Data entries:
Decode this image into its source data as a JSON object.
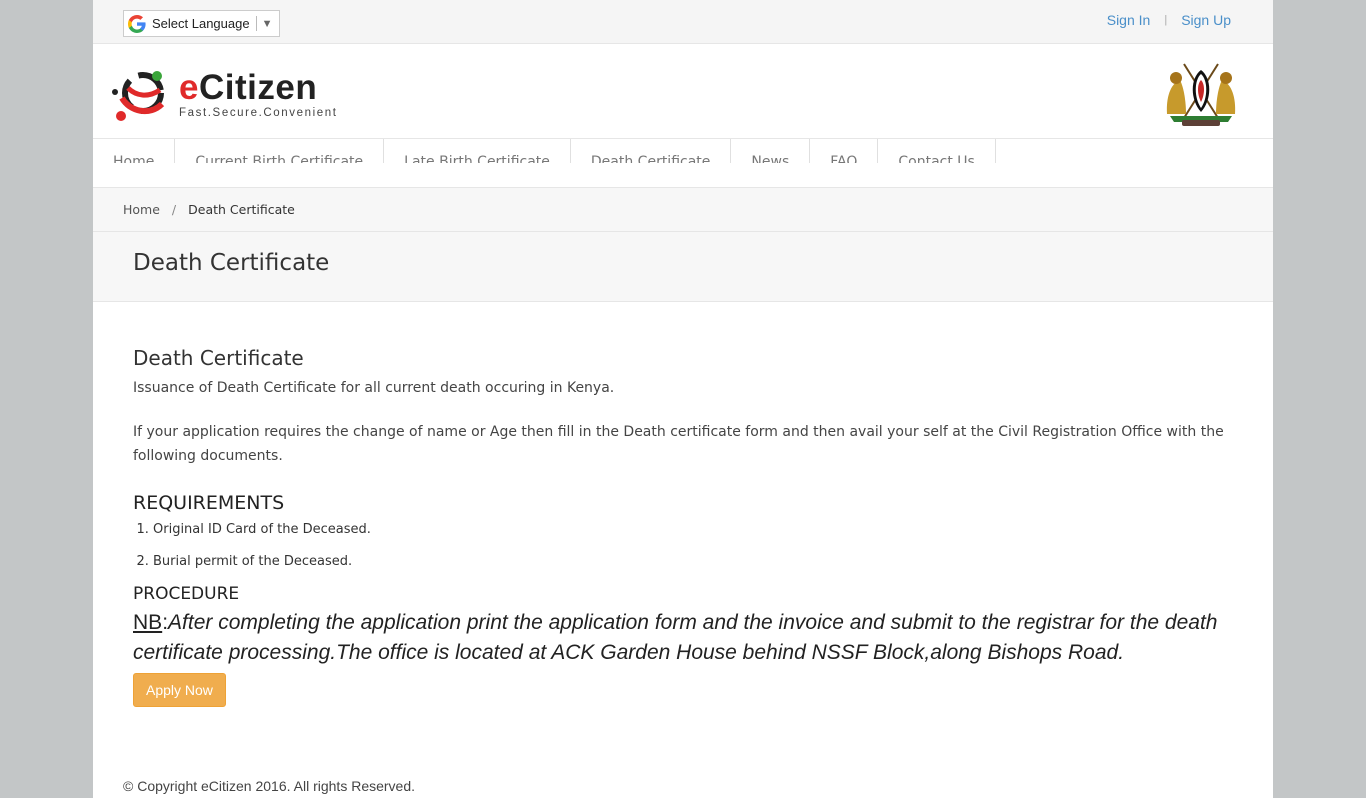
{
  "topbar": {
    "language_label": "Select Language",
    "sign_in": "Sign In",
    "separator": "|",
    "sign_up": "Sign Up"
  },
  "header": {
    "brand_prefix": "e",
    "brand_rest": "Citizen",
    "tagline": "Fast.Secure.Convenient"
  },
  "nav": {
    "items": [
      {
        "label": "Home"
      },
      {
        "label": "Current Birth Certificate"
      },
      {
        "label": "Late Birth Certificate"
      },
      {
        "label": "Death Certificate"
      },
      {
        "label": "News"
      },
      {
        "label": "FAQ"
      },
      {
        "label": "Contact Us"
      }
    ]
  },
  "breadcrumb": {
    "home": "Home",
    "slash": "/",
    "current": "Death Certificate"
  },
  "page": {
    "title": "Death Certificate"
  },
  "content": {
    "heading": "Death Certificate",
    "intro": "Issuance of Death Certificate for all current death occuring in Kenya.",
    "note": "If your application requires the change of name or Age then fill in the Death certificate form and then avail your self at the Civil Registration Office with the following documents.",
    "requirements_heading": "REQUIREMENTS",
    "requirements": [
      "Original ID Card of the Deceased.",
      "Burial permit of the Deceased."
    ],
    "procedure_heading": "PROCEDURE",
    "nb_label": "NB",
    "nb_colon": ":",
    "nb_text": "After completing the application print the application form and the invoice and submit to the registrar for the death certificate processing.The office is located at ACK Garden House behind NSSF Block,along Bishops Road.",
    "apply_label": "Apply Now"
  },
  "footer": {
    "copyright": "© Copyright eCitizen 2016. All rights Reserved."
  },
  "colors": {
    "link_blue": "#4a8fc9",
    "brand_red": "#e02a2a",
    "apply_orange": "#f0ad4e",
    "background": "#c3c6c7"
  },
  "icons": [
    "google-g-icon",
    "dropdown-arrow-icon",
    "ecitizen-logo-icon",
    "kenya-coat-of-arms-icon"
  ]
}
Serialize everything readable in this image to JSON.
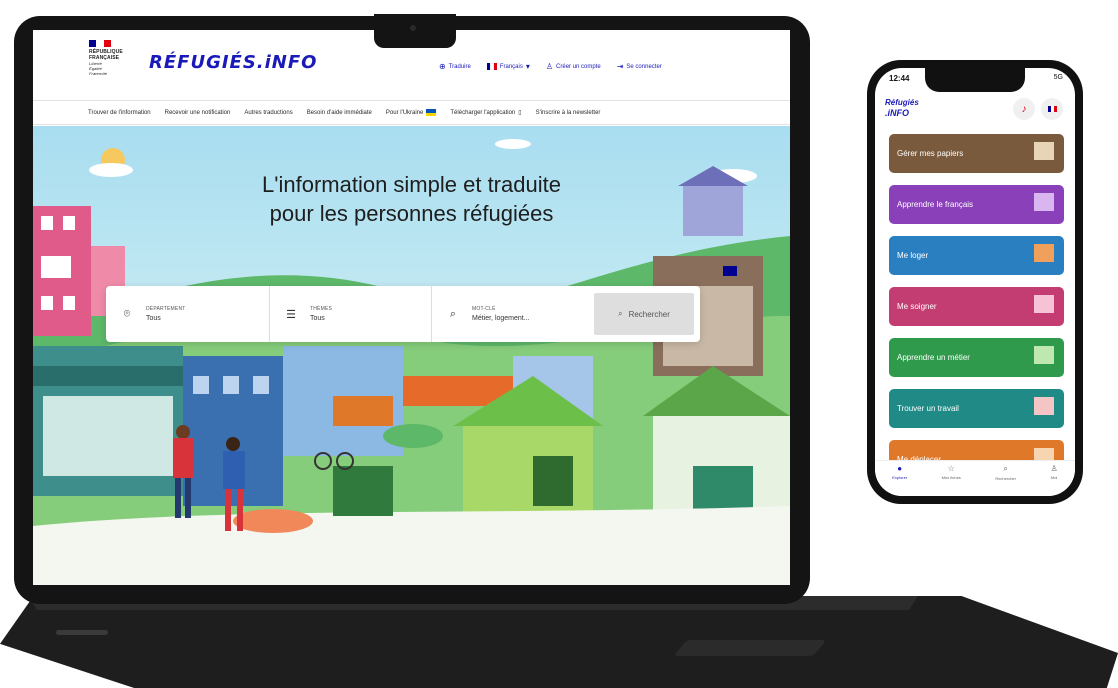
{
  "colors": {
    "brand": "#1a1ab8",
    "gov_red": "#e1000f",
    "laptop": "#141414"
  },
  "website": {
    "gov_logo": {
      "lines": [
        "RÉPUBLIQUE",
        "FRANÇAISE",
        "Liberté",
        "Égalité",
        "Fraternité"
      ]
    },
    "site_logo": "RÉFUGIÉS.iNFO",
    "header_links": [
      {
        "icon": "globe-icon",
        "label": "Traduire"
      },
      {
        "icon": "flag-fr-icon",
        "label": "Français"
      },
      {
        "icon": "user-icon",
        "label": "Créer un compte"
      },
      {
        "icon": "login-icon",
        "label": "Se connecter"
      }
    ],
    "nav": [
      "Trouver de l'information",
      "Recevoir une notification",
      "Autres traductions",
      "Besoin d'aide immédiate",
      "Pour l'Ukraine",
      "Télécharger l'application",
      "S'inscrire à la newsletter"
    ],
    "hero": {
      "title_line1": "L'information simple et traduite",
      "title_line2": "pour les personnes réfugiées"
    },
    "search": {
      "fields": [
        {
          "icon": "location-icon",
          "label": "DÉPARTEMENT",
          "value": "Tous"
        },
        {
          "icon": "list-icon",
          "label": "THÈMES",
          "value": "Tous"
        },
        {
          "icon": "search-icon",
          "label": "MOT-CLÉ",
          "value": "Métier, logement..."
        }
      ],
      "button": "Rechercher"
    }
  },
  "phone": {
    "time": "12:44",
    "status": "5G",
    "logo_line1": "Réfugiés",
    "logo_line2": ".iNFO",
    "cards": [
      {
        "label": "Gérer mes papiers",
        "color": "#7a5a3c"
      },
      {
        "label": "Apprendre le français",
        "color": "#8a40b8"
      },
      {
        "label": "Me loger",
        "color": "#2a7fc0"
      },
      {
        "label": "Me soigner",
        "color": "#c43d72"
      },
      {
        "label": "Apprendre un métier",
        "color": "#2f9a4b"
      },
      {
        "label": "Trouver un travail",
        "color": "#1f8a86"
      },
      {
        "label": "Me déplacer",
        "color": "#e0782a"
      }
    ],
    "tabs": [
      {
        "icon": "home-icon",
        "label": "Explorer"
      },
      {
        "icon": "star-icon",
        "label": "Mes fiches"
      },
      {
        "icon": "search-icon",
        "label": "Rechercher"
      },
      {
        "icon": "profile-icon",
        "label": "Moi"
      }
    ]
  }
}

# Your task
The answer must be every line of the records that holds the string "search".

# Problem solution
    "search": {
          "icon": "search-icon",
        "icon": "search-icon",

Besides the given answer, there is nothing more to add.